Work to complete
The entries follow. Copy every line in which "water" appears.

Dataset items
*** Block opens ***

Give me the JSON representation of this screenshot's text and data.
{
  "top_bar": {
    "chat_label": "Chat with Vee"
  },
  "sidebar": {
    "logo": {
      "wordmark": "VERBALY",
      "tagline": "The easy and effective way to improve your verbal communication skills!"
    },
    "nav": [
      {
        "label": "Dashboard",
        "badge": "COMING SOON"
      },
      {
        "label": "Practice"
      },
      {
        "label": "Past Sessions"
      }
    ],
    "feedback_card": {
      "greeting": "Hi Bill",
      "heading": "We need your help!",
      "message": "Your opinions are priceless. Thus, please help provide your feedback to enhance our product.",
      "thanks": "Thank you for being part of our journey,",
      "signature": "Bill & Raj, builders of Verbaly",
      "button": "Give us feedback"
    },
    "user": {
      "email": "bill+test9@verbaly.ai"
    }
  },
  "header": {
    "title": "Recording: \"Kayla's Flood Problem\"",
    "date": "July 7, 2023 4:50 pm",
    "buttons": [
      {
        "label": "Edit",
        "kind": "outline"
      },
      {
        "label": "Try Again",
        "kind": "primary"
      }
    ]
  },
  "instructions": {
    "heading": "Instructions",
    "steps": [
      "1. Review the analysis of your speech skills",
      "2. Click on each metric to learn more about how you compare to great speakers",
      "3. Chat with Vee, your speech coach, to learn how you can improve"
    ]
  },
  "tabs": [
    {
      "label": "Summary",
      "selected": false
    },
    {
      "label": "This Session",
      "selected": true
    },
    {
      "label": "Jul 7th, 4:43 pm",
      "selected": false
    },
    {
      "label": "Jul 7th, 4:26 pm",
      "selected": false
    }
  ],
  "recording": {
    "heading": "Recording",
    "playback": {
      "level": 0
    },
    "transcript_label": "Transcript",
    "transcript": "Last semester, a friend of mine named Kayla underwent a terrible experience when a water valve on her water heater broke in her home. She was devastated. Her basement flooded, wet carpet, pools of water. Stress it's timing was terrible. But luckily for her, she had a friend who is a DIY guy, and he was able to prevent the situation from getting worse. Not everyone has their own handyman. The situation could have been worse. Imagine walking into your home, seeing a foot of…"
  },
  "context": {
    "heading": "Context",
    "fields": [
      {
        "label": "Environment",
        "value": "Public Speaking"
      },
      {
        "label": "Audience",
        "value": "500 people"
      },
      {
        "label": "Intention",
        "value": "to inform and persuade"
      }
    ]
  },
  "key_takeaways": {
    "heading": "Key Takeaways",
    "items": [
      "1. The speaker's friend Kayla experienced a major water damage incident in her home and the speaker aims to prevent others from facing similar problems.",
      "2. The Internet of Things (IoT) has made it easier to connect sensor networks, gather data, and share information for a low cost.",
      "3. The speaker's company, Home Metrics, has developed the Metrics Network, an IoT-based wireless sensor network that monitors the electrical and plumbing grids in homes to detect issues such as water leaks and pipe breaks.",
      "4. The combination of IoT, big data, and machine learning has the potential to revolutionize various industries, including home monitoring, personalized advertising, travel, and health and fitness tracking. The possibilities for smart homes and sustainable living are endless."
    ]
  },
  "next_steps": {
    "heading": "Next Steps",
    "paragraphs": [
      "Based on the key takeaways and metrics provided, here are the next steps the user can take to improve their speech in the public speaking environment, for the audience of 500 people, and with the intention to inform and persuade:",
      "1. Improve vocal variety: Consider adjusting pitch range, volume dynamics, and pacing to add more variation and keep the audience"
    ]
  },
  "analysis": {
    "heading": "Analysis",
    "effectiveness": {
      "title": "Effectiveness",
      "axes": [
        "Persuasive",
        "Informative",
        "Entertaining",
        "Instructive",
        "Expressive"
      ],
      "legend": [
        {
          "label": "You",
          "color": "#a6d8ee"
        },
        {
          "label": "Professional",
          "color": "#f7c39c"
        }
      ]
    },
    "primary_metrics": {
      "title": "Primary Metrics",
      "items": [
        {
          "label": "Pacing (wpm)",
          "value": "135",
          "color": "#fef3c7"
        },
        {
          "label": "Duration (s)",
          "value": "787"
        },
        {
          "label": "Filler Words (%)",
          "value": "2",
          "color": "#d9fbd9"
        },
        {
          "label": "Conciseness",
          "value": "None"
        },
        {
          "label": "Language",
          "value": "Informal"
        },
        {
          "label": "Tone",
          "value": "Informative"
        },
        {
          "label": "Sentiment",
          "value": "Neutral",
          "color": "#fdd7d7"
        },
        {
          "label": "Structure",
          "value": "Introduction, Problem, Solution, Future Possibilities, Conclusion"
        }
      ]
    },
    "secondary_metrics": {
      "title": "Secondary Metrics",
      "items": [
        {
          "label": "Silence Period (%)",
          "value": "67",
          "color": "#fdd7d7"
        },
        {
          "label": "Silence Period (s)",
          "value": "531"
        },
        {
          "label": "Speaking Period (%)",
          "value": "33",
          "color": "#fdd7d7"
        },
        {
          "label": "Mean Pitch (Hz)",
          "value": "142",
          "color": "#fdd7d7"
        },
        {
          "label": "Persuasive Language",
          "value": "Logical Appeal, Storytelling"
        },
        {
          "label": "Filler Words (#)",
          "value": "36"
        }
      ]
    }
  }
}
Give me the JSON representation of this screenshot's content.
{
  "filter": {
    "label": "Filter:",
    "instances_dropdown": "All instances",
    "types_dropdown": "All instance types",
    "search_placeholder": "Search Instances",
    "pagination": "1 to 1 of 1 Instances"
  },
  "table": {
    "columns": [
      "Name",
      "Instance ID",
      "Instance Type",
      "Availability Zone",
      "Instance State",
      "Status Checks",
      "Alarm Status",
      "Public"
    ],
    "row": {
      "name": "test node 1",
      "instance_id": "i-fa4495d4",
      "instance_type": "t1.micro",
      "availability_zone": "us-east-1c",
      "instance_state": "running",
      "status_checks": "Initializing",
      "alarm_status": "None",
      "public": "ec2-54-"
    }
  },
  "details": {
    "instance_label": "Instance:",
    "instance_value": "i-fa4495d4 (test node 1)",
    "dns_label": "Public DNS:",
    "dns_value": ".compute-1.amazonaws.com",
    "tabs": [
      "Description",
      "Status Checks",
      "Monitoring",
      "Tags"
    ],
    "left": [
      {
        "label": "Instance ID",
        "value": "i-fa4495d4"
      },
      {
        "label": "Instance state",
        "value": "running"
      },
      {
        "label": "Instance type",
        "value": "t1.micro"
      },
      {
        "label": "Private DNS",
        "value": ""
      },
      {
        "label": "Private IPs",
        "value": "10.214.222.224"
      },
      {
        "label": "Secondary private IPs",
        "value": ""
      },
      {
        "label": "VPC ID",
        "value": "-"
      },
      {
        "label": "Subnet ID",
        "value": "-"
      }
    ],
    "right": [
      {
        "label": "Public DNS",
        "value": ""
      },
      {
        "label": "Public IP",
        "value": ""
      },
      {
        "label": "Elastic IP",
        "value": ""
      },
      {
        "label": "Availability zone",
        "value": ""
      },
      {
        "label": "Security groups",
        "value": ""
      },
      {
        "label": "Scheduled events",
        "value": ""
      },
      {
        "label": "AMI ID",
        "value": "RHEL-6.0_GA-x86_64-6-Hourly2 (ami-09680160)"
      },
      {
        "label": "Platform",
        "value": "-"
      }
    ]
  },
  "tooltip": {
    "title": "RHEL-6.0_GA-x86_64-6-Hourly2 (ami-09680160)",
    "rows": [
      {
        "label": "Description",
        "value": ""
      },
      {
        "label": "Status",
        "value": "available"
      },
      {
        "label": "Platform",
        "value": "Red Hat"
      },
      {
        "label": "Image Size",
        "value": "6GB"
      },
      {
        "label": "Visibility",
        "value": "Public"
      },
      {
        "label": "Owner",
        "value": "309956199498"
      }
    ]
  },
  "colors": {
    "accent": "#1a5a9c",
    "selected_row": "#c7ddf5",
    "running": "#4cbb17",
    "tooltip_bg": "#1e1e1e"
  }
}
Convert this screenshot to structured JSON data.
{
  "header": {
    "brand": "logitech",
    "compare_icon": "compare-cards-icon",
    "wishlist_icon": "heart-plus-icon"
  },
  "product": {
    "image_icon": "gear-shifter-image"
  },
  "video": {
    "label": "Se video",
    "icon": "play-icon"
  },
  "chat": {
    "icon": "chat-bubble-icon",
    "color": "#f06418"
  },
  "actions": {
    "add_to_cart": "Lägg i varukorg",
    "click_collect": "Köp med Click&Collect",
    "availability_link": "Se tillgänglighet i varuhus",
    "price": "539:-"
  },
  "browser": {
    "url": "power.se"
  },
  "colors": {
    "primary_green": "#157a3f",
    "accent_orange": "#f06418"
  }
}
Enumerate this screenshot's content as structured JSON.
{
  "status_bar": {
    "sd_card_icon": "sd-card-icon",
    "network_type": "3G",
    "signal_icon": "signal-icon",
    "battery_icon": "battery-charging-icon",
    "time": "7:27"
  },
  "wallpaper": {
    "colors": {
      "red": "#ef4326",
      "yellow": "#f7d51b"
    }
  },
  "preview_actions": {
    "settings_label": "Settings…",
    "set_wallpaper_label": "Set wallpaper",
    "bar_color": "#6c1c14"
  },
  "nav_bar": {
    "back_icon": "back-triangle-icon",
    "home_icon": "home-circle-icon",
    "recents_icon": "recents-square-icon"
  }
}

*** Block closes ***

Answer for the task
    "transcript": "Last semester, a friend of mine named Kayla underwent a terrible experience when a water valve on her water heater broke in her home. She was devastated. Her basement flooded, wet carpet, pools of water. Stress it's timing was terrible. But luckily for her, she had a friend who is a DIY guy, and he was able to prevent the situation from getting worse. Not everyone has their own handyman. The situation could have been worse. Imagine walking into your home, seeing a foot of…"
      "1. The speaker's friend Kayla experienced a major water damage incident in her home and the speaker aims to prevent others from facing similar problems.",
      "3. The speaker's company, Home Metrics, has developed the Metrics Network, an IoT-based wireless sensor network that monitors the electrical and plumbing grids in homes to detect issues such as water leaks and pipe breaks.",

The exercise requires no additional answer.